Cheteshwar Pujara played the entire third day of the third Test against Australia to score his ninth century at home, and the first ton by an Indian in this series

cricket Updated: Mar 18, 2017 18:51 IST
Somshuvra Laha
Cheteshwar Pujara was unbeaten on 130 as India finished Day 3 of the 3rd Test against Australia at a total of 360/6.
Cheteshwar Pujara was unbeaten on 130 as India finished Day 3 of the 3rd Test against Australia at a total of 360/6.(REUTERS)

Cheteshwar Pujara scored a well-calculated century as India crept their way back into the third Test against Australia on Day 3 in Ranchi on Saturday. (Day 3 Highlights)

Pujara was unbeaten on 130, as India ended the third day’s play at a total of 360/6 to curtail the visitors’ lead to 91 runs. Pat Cummins picked four wickets in a brilliant display with the ball, but India remained on track in their quest to match Australia’s total. (SCORECARD)

Cummins’ second coming

It says a lot about a pacer when he takes three of the five wickets to fall in the day on a slow pitch. And when two of them come off contrasting bouncers, you know why Pat Cummins is highly rated despite his six-year Test absence due to injury. Ajinkya Rahane fell to a needless ramp shot while R Ashwin was done in by a fast and accurate bouncer that went off his glove after he pulled his head out of the line. It all started on Friday with KL Rahul gloving a slow bouncer. The pick of Cummins’ wickets was Virat Kohli’s, edging a delivery he would have driven through cover any day.
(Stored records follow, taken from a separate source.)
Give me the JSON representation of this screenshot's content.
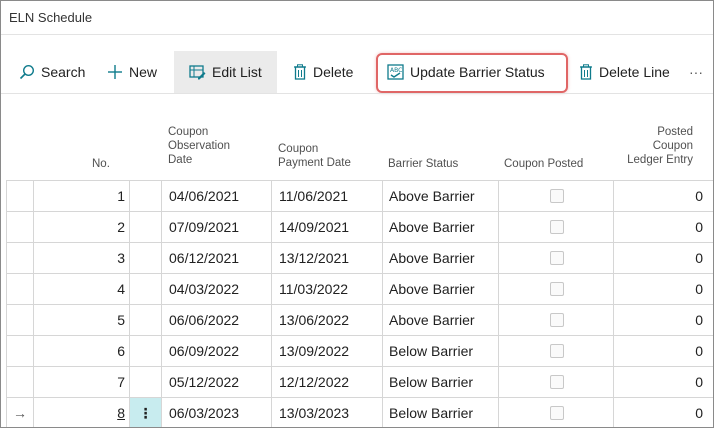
{
  "window": {
    "title": "ELN Schedule"
  },
  "actions": {
    "search": "Search",
    "new": "New",
    "edit_list": "Edit List",
    "delete": "Delete",
    "update_barrier_status": "Update Barrier Status",
    "delete_line": "Delete Line",
    "more": "···"
  },
  "columns": {
    "no": "No.",
    "coupon_observation_date": [
      "Coupon",
      "Observation",
      "Date"
    ],
    "coupon_payment_date": [
      "Coupon",
      "Payment Date"
    ],
    "barrier_status": "Barrier Status",
    "coupon_posted": "Coupon Posted",
    "posted_coupon_ledger_entry": [
      "Posted",
      "Coupon",
      "Ledger Entry"
    ]
  },
  "rows": [
    {
      "no": "1",
      "obs": "04/06/2021",
      "pay": "11/06/2021",
      "status": "Above Barrier",
      "posted": false,
      "ledger": "0"
    },
    {
      "no": "2",
      "obs": "07/09/2021",
      "pay": "14/09/2021",
      "status": "Above Barrier",
      "posted": false,
      "ledger": "0"
    },
    {
      "no": "3",
      "obs": "06/12/2021",
      "pay": "13/12/2021",
      "status": "Above Barrier",
      "posted": false,
      "ledger": "0"
    },
    {
      "no": "4",
      "obs": "04/03/2022",
      "pay": "11/03/2022",
      "status": "Above Barrier",
      "posted": false,
      "ledger": "0"
    },
    {
      "no": "5",
      "obs": "06/06/2022",
      "pay": "13/06/2022",
      "status": "Above Barrier",
      "posted": false,
      "ledger": "0"
    },
    {
      "no": "6",
      "obs": "06/09/2022",
      "pay": "13/09/2022",
      "status": "Below Barrier",
      "posted": false,
      "ledger": "0"
    },
    {
      "no": "7",
      "obs": "05/12/2022",
      "pay": "12/12/2022",
      "status": "Below Barrier",
      "posted": false,
      "ledger": "0"
    },
    {
      "no": "8",
      "obs": "06/03/2023",
      "pay": "13/03/2023",
      "status": "Below Barrier",
      "posted": false,
      "ledger": "0",
      "selected": true
    }
  ],
  "row_indicator": "→",
  "row_menu": "⋮",
  "colors": {
    "accent": "#0f7b8c",
    "highlight_border": "#e06666",
    "selected_cell": "#c8ecef"
  }
}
But this was Cummins’ day.

Another Pujara home gem

Put him on an Indian pitch and Cheteshwar Pujara will do the job for you. He is a pleasant throwback to the days when batsmen looked to spend time before unveiling their quiver of strokes. Pujara played the entire third day to score his ninth century at home, and the first ton by an Indian in this series, to keep India in the game. Out of the 214 balls he faced to get his hundred, 155 were consumed to reach the first fifty. Once he was on a roll though, India were thankful he had taken his sweet time.

Kohli’s blink-and-miss act

Almost 140 overs were spent in Virat Kohli’s wait after he hurt his shoulder on Thursday. So, when he finally emerged after lunch, the Ranchi crowd was hoping for a special from him. It wasn’t to be. Slow to start against the old ball, his eyes lit up when Pat Cummins took the new ball. But he fell three balls later, flashing his bat to a wide delivery without moving his feet. Steve Smith at second slip was already celebrating as he went to ground after taking the catch.

Losing wickets before intervals

A session’s good work was wasted by rush of blood; not once, but twice. Having seen off most of the first session with a nice mix of aggression and defence, Murali Vijay suddenly decided to take the attack to Steve O’Keefe, though it was the last over before lunch. The ball went between bat and pad for Matthew Wade to effect an easy stumping. Vijay was left to rue as a century was there for the taking. Seven overs before tea, Ajinkya Rahane tried to play the ramp shot against Pat Cummins. He only edged to the ‘keeper, leaving Cheteshwar Pujara looking for another partner.